This recipe is featured on our Season’s Best Spring/Summer 2019 cover for good reason—actually, for a bunch of good reasons! It’s beautiful, tasty, quick to make, and open to improvisation—whether you’re improvising because you’re feeling creative or because asparagus has gone out of season and your garden has doubled down on green bean production.
We love pasta dishes! But, we don’t always love washing all the pasta dishes. There are a lot of pasta recipes that have you cook the pasta in one pan and the sauce in another. Adding vegetables or a side salad makes even more dirty dishes. This recipe is so full of veggies you can skip the side salad—if you want to. And, making the pasta and sauce in a single pan cuts down on the after-dinner cleanup, as well as the amount of butter or oil you have to add. This is because, as pasta cooks, some starch releases into the water. The starch in the pasta water works as a base to create a sauce that’s full and rich without added butter. We use a variation of this technique in our Pasta Romano With Bacon & Broccoli as well. In that recipe, some pasta water is held back to mix with the pasta later which helps the sauce cling better.
Add Meat if You Choose
This is a vegetarian recipe, but it’s easy to add chicken or another meat if you want to boost the protein or if you have committed meat eaters in your family. Using a stainless steel nonstick wok is ideal if you add meat to the recipe because it’ll allow you to sear the meat.
Add the meat during step 3 of the recipe. Heat the oil and sear the meat until it’s brown, but not fully cooked—about 5–6 minutes. Remove the meat, and then cook the vegetables. Add the meat back into the wok at the same time as you add the pasta.
One of the things that makes this recipe special is the gremolata. Gremolata (GREM’uh-la-ta), is an Italian condiment that you can also use as a sauce. It’s another variation of the green herb sauces that appear in cultures throughout the world. It’s similar to another Italian classic, pesto, as well as pistou in French cooking, or chimichurri in Argentinean cuisine. Usually gremolata is made with lemon zest, garlic, parsley, and anchovy. The variation we use in this recipe doesn’t call for anchovy and adds a subtle peppery note with arugula.

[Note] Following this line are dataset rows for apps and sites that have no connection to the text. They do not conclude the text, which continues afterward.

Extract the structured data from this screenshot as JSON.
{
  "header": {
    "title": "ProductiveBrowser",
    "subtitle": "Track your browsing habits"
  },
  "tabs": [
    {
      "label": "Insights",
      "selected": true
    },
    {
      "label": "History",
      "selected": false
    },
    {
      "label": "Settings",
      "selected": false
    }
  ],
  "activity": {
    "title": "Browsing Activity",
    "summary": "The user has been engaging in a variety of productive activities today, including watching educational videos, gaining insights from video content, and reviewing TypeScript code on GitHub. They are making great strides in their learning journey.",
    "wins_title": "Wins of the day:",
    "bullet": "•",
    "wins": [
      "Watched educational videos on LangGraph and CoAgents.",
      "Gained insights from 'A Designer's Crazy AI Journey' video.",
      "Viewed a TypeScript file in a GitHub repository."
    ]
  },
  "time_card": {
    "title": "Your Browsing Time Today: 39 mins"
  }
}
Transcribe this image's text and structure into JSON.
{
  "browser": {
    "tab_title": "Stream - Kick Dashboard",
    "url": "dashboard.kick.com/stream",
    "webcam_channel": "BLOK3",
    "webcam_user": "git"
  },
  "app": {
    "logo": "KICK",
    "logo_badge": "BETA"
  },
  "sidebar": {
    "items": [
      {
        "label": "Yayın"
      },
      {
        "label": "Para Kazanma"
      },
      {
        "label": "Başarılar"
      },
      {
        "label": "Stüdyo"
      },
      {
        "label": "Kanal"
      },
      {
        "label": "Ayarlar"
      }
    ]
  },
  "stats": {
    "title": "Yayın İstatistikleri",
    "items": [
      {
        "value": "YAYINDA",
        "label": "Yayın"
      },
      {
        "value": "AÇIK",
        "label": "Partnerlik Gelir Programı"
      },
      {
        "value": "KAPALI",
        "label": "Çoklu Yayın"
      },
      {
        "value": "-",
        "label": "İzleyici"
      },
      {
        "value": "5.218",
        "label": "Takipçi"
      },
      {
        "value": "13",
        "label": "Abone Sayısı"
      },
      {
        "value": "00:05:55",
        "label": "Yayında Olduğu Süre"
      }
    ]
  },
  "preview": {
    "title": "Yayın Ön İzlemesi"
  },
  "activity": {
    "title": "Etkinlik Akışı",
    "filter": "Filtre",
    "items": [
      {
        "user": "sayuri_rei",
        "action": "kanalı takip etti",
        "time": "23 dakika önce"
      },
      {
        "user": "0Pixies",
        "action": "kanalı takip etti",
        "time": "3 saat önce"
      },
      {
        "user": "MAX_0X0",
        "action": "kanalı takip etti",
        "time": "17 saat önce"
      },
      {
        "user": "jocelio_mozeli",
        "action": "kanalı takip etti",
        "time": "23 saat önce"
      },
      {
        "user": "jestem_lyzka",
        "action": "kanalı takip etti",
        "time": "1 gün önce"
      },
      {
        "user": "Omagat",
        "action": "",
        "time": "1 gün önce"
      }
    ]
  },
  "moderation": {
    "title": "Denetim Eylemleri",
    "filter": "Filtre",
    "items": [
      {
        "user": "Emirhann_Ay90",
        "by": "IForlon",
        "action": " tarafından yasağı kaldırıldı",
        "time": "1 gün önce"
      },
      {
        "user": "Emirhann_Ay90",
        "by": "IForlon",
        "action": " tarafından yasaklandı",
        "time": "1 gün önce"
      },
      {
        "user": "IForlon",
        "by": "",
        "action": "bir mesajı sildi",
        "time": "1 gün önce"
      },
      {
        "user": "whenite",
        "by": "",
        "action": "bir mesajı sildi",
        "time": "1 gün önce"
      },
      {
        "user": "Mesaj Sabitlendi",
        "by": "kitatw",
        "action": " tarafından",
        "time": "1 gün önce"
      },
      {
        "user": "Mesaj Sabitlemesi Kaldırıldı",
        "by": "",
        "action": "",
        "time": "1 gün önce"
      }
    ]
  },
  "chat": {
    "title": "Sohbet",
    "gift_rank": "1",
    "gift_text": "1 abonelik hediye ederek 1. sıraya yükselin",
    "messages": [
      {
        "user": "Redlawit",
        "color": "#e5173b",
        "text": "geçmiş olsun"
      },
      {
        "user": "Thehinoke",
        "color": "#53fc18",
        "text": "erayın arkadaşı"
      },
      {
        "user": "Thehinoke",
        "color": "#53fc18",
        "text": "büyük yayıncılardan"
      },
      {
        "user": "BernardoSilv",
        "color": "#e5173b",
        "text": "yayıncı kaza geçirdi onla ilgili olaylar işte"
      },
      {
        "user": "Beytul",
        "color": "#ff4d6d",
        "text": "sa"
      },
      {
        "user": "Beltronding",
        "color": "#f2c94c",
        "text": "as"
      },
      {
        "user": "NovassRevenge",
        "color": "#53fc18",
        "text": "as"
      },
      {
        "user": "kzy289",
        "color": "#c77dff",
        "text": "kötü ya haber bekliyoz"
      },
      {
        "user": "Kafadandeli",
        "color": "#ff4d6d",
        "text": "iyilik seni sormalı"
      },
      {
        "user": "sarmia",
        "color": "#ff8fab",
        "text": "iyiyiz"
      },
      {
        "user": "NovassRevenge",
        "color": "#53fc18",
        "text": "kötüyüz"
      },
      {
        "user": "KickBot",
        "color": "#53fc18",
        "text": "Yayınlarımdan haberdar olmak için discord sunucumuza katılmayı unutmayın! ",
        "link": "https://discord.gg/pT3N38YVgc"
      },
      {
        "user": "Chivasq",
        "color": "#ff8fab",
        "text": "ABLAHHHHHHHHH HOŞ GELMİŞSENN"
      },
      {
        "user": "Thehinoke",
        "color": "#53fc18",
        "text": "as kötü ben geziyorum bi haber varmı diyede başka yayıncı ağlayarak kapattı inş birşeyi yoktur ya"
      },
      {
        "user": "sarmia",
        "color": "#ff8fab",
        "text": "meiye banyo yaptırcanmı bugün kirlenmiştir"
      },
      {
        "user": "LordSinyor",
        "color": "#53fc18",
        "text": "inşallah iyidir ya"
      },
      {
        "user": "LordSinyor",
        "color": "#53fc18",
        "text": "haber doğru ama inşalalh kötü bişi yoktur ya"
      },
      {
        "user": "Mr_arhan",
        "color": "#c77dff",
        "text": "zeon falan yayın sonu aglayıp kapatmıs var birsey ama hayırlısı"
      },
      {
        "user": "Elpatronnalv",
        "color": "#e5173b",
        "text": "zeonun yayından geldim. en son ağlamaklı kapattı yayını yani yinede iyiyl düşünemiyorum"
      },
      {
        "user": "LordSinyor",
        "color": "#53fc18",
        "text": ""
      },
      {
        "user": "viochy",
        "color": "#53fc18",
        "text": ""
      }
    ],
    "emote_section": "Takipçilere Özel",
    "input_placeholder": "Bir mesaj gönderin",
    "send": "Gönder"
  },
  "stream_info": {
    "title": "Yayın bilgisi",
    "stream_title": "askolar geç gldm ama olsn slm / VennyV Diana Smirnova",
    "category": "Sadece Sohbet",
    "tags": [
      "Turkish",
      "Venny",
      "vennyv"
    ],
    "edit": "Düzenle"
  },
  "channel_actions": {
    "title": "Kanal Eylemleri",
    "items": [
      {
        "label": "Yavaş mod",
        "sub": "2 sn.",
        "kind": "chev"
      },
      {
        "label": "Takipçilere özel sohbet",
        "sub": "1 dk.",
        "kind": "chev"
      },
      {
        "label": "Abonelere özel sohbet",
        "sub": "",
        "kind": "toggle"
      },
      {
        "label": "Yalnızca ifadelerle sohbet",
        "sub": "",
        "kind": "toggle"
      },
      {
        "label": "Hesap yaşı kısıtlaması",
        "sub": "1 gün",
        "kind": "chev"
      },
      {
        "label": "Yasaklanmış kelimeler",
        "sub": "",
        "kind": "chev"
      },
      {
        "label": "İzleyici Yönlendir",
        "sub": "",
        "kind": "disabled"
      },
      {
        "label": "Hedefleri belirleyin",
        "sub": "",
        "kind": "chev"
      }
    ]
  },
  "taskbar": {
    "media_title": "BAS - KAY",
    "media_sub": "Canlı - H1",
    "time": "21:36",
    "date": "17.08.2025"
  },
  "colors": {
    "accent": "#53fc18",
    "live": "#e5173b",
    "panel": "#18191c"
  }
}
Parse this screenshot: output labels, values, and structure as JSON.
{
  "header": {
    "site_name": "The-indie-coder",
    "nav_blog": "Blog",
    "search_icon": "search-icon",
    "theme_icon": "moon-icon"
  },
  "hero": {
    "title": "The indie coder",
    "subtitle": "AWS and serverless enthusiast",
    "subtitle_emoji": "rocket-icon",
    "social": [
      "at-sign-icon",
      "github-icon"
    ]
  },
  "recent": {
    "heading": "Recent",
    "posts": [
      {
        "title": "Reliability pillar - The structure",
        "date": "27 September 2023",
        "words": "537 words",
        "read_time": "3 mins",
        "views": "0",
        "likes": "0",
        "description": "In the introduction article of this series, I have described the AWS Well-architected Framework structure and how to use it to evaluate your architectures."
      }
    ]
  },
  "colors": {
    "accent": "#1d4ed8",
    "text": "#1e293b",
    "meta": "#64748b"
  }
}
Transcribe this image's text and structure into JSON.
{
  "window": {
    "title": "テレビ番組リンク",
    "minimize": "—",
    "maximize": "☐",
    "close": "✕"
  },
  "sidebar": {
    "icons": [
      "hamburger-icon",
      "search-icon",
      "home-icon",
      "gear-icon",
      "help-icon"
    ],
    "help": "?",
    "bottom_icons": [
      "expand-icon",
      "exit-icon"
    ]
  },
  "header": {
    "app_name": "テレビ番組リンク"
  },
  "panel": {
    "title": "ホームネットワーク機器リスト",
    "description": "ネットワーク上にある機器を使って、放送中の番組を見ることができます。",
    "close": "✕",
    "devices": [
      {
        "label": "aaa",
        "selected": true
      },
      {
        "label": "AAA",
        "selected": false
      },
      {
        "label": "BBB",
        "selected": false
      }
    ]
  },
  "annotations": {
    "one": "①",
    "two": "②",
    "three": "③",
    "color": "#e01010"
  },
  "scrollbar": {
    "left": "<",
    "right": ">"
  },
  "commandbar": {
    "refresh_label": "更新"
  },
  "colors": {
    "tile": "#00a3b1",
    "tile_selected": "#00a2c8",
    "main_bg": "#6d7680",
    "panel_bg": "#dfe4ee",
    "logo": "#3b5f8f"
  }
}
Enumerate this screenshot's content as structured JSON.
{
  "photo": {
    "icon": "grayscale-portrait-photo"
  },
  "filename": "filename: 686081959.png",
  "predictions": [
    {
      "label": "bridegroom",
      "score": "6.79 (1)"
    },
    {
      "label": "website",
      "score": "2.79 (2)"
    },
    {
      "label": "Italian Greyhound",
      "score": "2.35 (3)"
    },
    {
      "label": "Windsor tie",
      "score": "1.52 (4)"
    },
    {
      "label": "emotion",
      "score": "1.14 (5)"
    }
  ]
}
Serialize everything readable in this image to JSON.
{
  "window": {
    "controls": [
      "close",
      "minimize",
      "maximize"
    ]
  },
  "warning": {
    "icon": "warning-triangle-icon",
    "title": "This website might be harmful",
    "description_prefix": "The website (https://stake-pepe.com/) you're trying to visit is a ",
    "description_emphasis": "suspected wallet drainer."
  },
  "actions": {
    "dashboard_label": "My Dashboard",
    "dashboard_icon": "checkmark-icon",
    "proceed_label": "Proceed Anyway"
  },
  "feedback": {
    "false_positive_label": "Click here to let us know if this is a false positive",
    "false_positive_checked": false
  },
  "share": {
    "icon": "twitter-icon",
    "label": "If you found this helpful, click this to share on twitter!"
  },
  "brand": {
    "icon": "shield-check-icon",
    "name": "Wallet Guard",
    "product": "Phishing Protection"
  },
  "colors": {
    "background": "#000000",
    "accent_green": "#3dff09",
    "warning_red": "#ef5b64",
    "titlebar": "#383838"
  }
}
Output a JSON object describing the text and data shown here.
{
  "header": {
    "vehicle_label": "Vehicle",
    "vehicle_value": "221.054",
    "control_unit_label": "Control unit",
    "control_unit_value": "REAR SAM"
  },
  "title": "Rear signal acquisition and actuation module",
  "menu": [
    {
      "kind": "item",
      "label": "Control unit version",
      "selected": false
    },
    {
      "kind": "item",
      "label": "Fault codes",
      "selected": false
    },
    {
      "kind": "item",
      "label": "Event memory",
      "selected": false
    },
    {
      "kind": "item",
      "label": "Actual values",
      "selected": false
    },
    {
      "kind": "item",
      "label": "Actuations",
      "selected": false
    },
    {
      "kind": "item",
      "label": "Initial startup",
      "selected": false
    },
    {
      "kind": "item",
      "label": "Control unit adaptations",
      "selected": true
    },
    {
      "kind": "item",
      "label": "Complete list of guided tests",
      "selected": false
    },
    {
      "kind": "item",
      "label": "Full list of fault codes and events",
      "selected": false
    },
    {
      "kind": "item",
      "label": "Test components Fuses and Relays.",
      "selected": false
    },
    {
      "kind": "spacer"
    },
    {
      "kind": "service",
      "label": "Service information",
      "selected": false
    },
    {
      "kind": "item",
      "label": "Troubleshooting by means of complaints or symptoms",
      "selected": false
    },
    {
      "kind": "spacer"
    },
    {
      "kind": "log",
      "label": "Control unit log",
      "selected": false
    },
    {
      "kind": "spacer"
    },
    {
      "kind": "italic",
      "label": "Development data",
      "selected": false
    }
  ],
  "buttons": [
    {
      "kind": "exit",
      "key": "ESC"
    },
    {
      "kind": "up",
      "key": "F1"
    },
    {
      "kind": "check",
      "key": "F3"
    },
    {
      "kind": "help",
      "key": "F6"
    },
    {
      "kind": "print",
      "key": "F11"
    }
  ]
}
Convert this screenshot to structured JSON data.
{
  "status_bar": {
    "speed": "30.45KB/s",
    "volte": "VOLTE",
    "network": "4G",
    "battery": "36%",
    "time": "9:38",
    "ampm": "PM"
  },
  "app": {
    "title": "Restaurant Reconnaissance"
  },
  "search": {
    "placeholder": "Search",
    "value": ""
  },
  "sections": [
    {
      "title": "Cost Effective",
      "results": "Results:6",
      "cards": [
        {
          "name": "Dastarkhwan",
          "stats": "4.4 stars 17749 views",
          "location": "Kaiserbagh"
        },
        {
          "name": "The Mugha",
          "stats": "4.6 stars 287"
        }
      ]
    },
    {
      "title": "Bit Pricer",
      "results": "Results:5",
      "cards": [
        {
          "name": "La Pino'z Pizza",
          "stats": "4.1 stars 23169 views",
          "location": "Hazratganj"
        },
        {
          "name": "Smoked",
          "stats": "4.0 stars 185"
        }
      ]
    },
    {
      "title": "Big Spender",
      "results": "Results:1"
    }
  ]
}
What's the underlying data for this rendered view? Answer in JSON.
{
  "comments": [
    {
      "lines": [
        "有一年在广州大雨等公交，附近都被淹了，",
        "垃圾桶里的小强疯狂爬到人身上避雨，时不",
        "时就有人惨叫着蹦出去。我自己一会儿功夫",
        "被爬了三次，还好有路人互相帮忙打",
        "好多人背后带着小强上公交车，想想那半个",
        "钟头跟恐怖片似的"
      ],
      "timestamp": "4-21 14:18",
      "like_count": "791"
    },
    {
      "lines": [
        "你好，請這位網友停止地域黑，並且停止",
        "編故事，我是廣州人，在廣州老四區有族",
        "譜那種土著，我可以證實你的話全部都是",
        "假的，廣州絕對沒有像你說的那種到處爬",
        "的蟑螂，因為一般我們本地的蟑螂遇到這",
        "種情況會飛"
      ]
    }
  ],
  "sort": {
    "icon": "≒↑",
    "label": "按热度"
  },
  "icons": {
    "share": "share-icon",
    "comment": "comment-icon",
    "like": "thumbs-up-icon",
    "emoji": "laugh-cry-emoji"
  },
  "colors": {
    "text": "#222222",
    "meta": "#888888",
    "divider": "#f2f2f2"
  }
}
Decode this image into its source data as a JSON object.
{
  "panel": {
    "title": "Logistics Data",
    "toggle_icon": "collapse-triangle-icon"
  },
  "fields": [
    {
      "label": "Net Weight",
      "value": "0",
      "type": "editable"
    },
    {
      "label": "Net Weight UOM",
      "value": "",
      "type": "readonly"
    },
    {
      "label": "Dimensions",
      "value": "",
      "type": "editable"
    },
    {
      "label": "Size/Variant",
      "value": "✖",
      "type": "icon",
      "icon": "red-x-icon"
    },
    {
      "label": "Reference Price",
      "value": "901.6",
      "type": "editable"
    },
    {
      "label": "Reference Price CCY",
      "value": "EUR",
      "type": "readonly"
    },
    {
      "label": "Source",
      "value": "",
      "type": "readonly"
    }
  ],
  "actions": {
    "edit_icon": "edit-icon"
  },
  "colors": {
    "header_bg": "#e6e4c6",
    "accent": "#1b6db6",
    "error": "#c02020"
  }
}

Gremolata tastes great served with any red or braised meat. It balances and adds brightness and freshness to fattier, richer dishes. It’s a traditional accompaniment for osso bucco which is made with braised veal shanks, and you’ll find it’s fantastic paired with grilled meat in the summer.
Our Chimichurri Noodles With Grilled Flank Steak is another recipe you might enjoy if you like pesto and gremolata.
You can easily come up with your own gremolata variations. Swap out the parsley and arugula with different herb combinations. Chives, oregano, a little thyme, or rosemary would all be great herbs to include. It’s a way to use fresh herbs that livens up your meals and helps prevent food waste. How often have you bought a huge herb pack for a recipe that calls for two or three sprigs? Turn the unused herbs into a fresh, vibrant sauce instead of throwing them away or letting them dissolve in the back of your fridge
During the summer, we grow a small kitchen garden outside the Test Kitchen. We pinch the herbs to prevent them from going to seed and to encourage them to grow into full, beautiful plants. If you do the same, making a gremolata is a good way to use those herb cuttings. Make your own blend—there’s no wrong way to do it. Keep the garlic, lemon, and herb proportions roughly the same as are in our gremolata recipe and then improvise and tweak to suit your taste.